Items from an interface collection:
↓

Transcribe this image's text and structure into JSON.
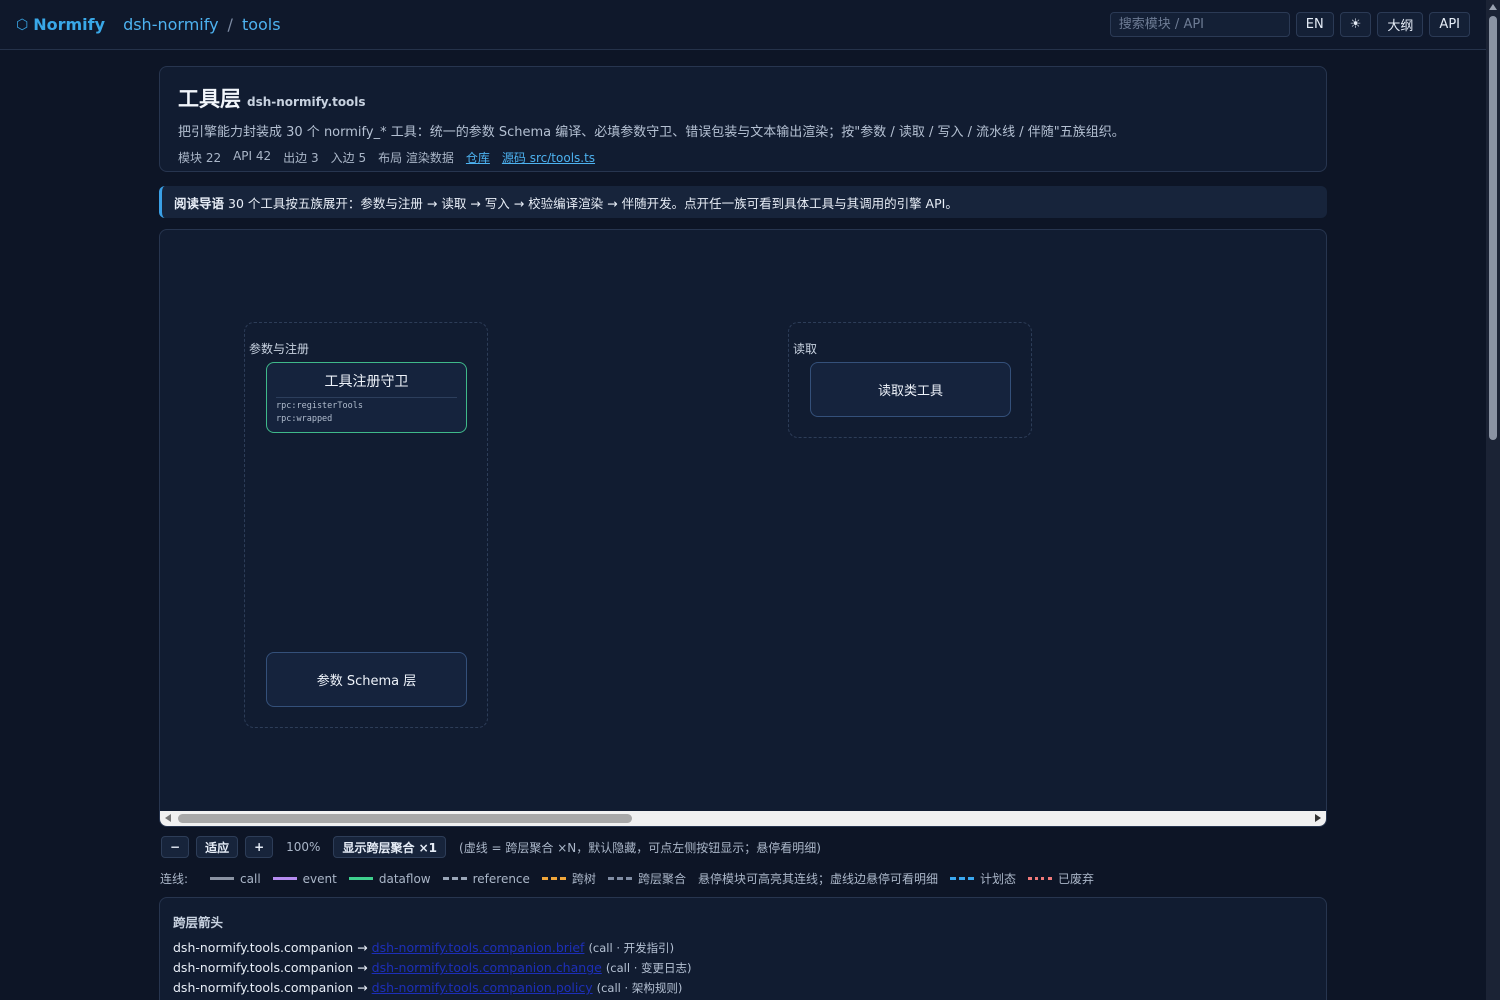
{
  "topbar": {
    "brand": "Normify",
    "crumbs": [
      "dsh-normify",
      "tools"
    ],
    "crumb_sep": "/",
    "search_placeholder": "搜索模块 / API",
    "lang_btn": "EN",
    "theme_icon": "☀",
    "outline_btn": "大纲",
    "api_btn": "API"
  },
  "header": {
    "title": "工具层",
    "package": "dsh-normify.tools",
    "description": "把引擎能力封装成 30 个 normify_* 工具：统一的参数 Schema 编译、必填参数守卫、错误包装与文本输出渲染；按\"参数 / 读取 / 写入 / 流水线 / 伴随\"五族组织。",
    "meta": {
      "modules": "模块 22",
      "api": "API 42",
      "out_edges": "出边 3",
      "in_edges": "入边 5",
      "layout": "布局 渲染数据",
      "repo_link": "仓库",
      "source_link": "源码 src/tools.ts"
    }
  },
  "guide": {
    "label": "阅读导语",
    "text": "30 个工具按五族展开：参数与注册 → 读取 → 写入 → 校验编译渲染 → 伴随开发。点开任一族可看到具体工具与其调用的引擎 API。"
  },
  "diagram": {
    "groups": [
      {
        "label": "参数与注册",
        "nodes": [
          {
            "title": "工具注册守卫",
            "apis": [
              "rpc:registerTools",
              "rpc:wrapped"
            ]
          },
          {
            "title": "参数 Schema 层"
          }
        ]
      },
      {
        "label": "读取",
        "nodes": [
          {
            "title": "读取类工具"
          }
        ]
      }
    ]
  },
  "controls": {
    "minus": "−",
    "fit": "适应",
    "plus": "+",
    "zoom": "100%",
    "toggle_cross": "显示跨层聚合 ×1",
    "hint": "(虚线 = 跨层聚合 ×N，默认隐藏，可点左侧按钮显示；悬停看明细)"
  },
  "legend": {
    "label": "连线:",
    "items": [
      {
        "name": "call",
        "color": "#8a93a3",
        "style": "solid"
      },
      {
        "name": "event",
        "color": "#b58cf0",
        "style": "solid"
      },
      {
        "name": "dataflow",
        "color": "#3fd08e",
        "style": "solid"
      },
      {
        "name": "reference",
        "color": "#9aa6b8",
        "style": "dashed"
      },
      {
        "name": "跨树",
        "color": "#f0a63a",
        "style": "dashed"
      },
      {
        "name": "跨层聚合",
        "color": "#7f8ca3",
        "style": "dashed"
      }
    ],
    "note": "悬停模块可高亮其连线；虚线边悬停可看明细",
    "items2": [
      {
        "name": "计划态",
        "color": "#3aa8f0",
        "style": "dashed"
      },
      {
        "name": "已废弃",
        "color": "#f07a7a",
        "style": "dotted"
      }
    ]
  },
  "cross_arrows": {
    "title": "跨层箭头",
    "rows": [
      {
        "from": "dsh-normify.tools.companion →",
        "to": "dsh-normify.tools.companion.brief",
        "note": "(call · 开发指引)"
      },
      {
        "from": "dsh-normify.tools.companion →",
        "to": "dsh-normify.tools.companion.change",
        "note": "(call · 变更日志)"
      },
      {
        "from": "dsh-normify.tools.companion →",
        "to": "dsh-normify.tools.companion.policy",
        "note": "(call · 架构规则)"
      }
    ]
  }
}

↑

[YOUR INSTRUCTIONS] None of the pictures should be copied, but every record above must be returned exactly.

[ANSWER FOR THIS EXERCISE]
Transcribe this image's text and structure into JSON.
{
  "topbar": {
    "brand": "Normify",
    "crumbs": [
      "dsh-normify",
      "tools"
    ],
    "crumb_sep": "/",
    "search_placeholder": "搜索模块 / API",
    "lang_btn": "EN",
    "theme_icon": "☀",
    "outline_btn": "大纲",
    "api_btn": "API"
  },
  "header": {
    "title": "工具层",
    "package": "dsh-normify.tools",
    "description": "把引擎能力封装成 30 个 normify_* 工具：统一的参数 Schema 编译、必填参数守卫、错误包装与文本输出渲染；按\"参数 / 读取 / 写入 / 流水线 / 伴随\"五族组织。",
    "meta": {
      "modules": "模块 22",
      "api": "API 42",
      "out_edges": "出边 3",
      "in_edges": "入边 5",
      "layout": "布局 渲染数据",
      "repo_link": "仓库",
      "source_link": "源码 src/tools.ts"
    }
  },
  "guide": {
    "label": "阅读导语",
    "text": "30 个工具按五族展开：参数与注册 → 读取 → 写入 → 校验编译渲染 → 伴随开发。点开任一族可看到具体工具与其调用的引擎 API。"
  },
  "diagram": {
    "groups": [
      {
        "label": "参数与注册",
        "nodes": [
          {
            "title": "工具注册守卫",
            "apis": [
              "rpc:registerTools",
              "rpc:wrapped"
            ]
          },
          {
            "title": "参数 Schema 层"
          }
        ]
      },
      {
        "label": "读取",
        "nodes": [
          {
            "title": "读取类工具"
          }
        ]
      }
    ]
  },
  "controls": {
    "minus": "−",
    "fit": "适应",
    "plus": "+",
    "zoom": "100%",
    "toggle_cross": "显示跨层聚合 ×1",
    "hint": "(虚线 = 跨层聚合 ×N，默认隐藏，可点左侧按钮显示；悬停看明细)"
  },
  "legend": {
    "label": "连线:",
    "items": [
      {
        "name": "call",
        "color": "#8a93a3",
        "style": "solid"
      },
      {
        "name": "event",
        "color": "#b58cf0",
        "style": "solid"
      },
      {
        "name": "dataflow",
        "color": "#3fd08e",
        "style": "solid"
      },
      {
        "name": "reference",
        "color": "#9aa6b8",
        "style": "dashed"
      },
      {
        "name": "跨树",
        "color": "#f0a63a",
        "style": "dashed"
      },
      {
        "name": "跨层聚合",
        "color": "#7f8ca3",
        "style": "dashed"
      }
    ],
    "note": "悬停模块可高亮其连线；虚线边悬停可看明细",
    "items2": [
      {
        "name": "计划态",
        "color": "#3aa8f0",
        "style": "dashed"
      },
      {
        "name": "已废弃",
        "color": "#f07a7a",
        "style": "dotted"
      }
    ]
  },
  "cross_arrows": {
    "title": "跨层箭头",
    "rows": [
      {
        "from": "dsh-normify.tools.companion →",
        "to": "dsh-normify.tools.companion.brief",
        "note": "(call · 开发指引)"
      },
      {
        "from": "dsh-normify.tools.companion →",
        "to": "dsh-normify.tools.companion.change",
        "note": "(call · 变更日志)"
      },
      {
        "from": "dsh-normify.tools.companion →",
        "to": "dsh-normify.tools.companion.policy",
        "note": "(call · 架构规则)"
      }
    ]
  }
}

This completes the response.